Today, through our memberships of multiple international organisations, foreign funds continue to enter our country.

Still, some people’s attitude towards foreign funding in Malaysia has been less enthusiastic, particularly where the recipients are non-governmental organisations they do not like.

The fact is that NGOs in democracies all over the world routinely accept and disburse funds to further the causes that they support.

In Malaysia, there are charities that have been accepting overseas donations for some time (like the Malaysian AIDS Council), and service organisations like Rotary International and the Lions Club which are headquartered in the USA have operated here openly for decades.

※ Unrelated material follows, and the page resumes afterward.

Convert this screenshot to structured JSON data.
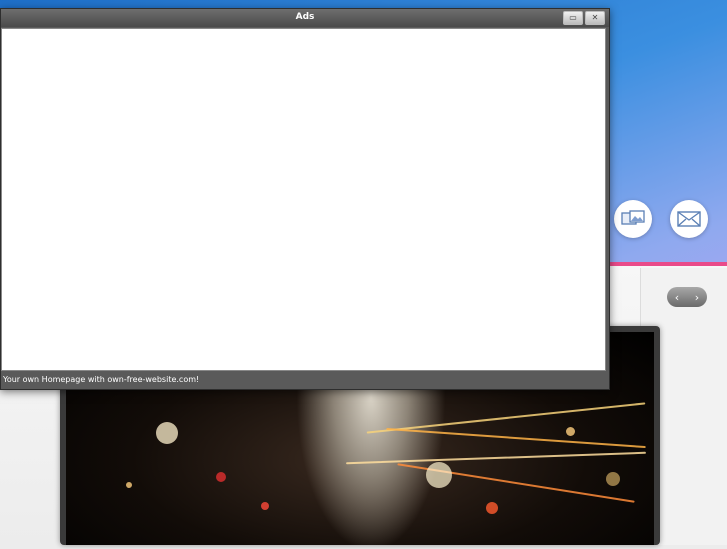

However, many recent entrants into Malaysian civil society have been far more vocal on policy and political matters than their predecessors. Since there is still scepticism and ignorance about the role played by think tanks and independent research institutes in a healthy democracy, the accusation that they are “foreign agents” is an easy one for critics to make.

There are many reasons why such accusations should be dismissed, prime amongst them that so many values are universal, shared by people across the world who will no doubt reach out to friends in other countries, just as Malaya did in fighting communism.

Indeed, our Federal Constitution adapted much from the British experience of parliamentary democracy, though of course modified to suit our own historical circumstances.

All of the major religions practised by Malaysians originated in “foreign” lands, and let us remember that virtually the entire social, political and economic structure of Negri Sembilan was, to begin with, “foreign”: the Minangkabau immigrants who came from Sumatra brought with them their adat, institutions and wealth to a peninsula where Adat Temenggong had hitherto enjoyed a monopoly, and yet these settlers continued to receive resources (and invited monarchs) from the motherland until the Anglo-Dutch Treaty of 1824.

Today, many NGOs undeniably receive funds from foreign countries, but not all are equally transparent about it.

I’m proud to say that we at IDEAS have been open and honest about our funding from the beginning. Since our inception we have received funds or collaborated with organisations from Britain, Indonesia, Singapore, Hong Kong, India, Turkey, Morocco, China, France, Germany, the United States and Nigeria.

Furthermore, we ourselves have funded activities for students in Indonesia.

Nonetheless, we have also worked with the Prime Minister’s Department, government ministries, parliamentary and statutory bodies and political parties that did not feel that our relationships with foreigners compromised our patriotism and adherence to the vision of Bapa Kemerdekaan.

It is entirely fair for the rakyat to judge NGOs based on the activities that they run, the company they keep and the funding that they receive.

But the prerequisite for all of this is transparency and a free media, and that is where I believe the focus should be, rather than singling out any particular NGO, which is probably just as patriotic and committed to our national institutions (though not necessarily their office bearers) as most other participants in Malaysian civil society, even if some of their principles and methods may differ from ours.

> Tunku ’Abidin Muhriz is president of IDEAS.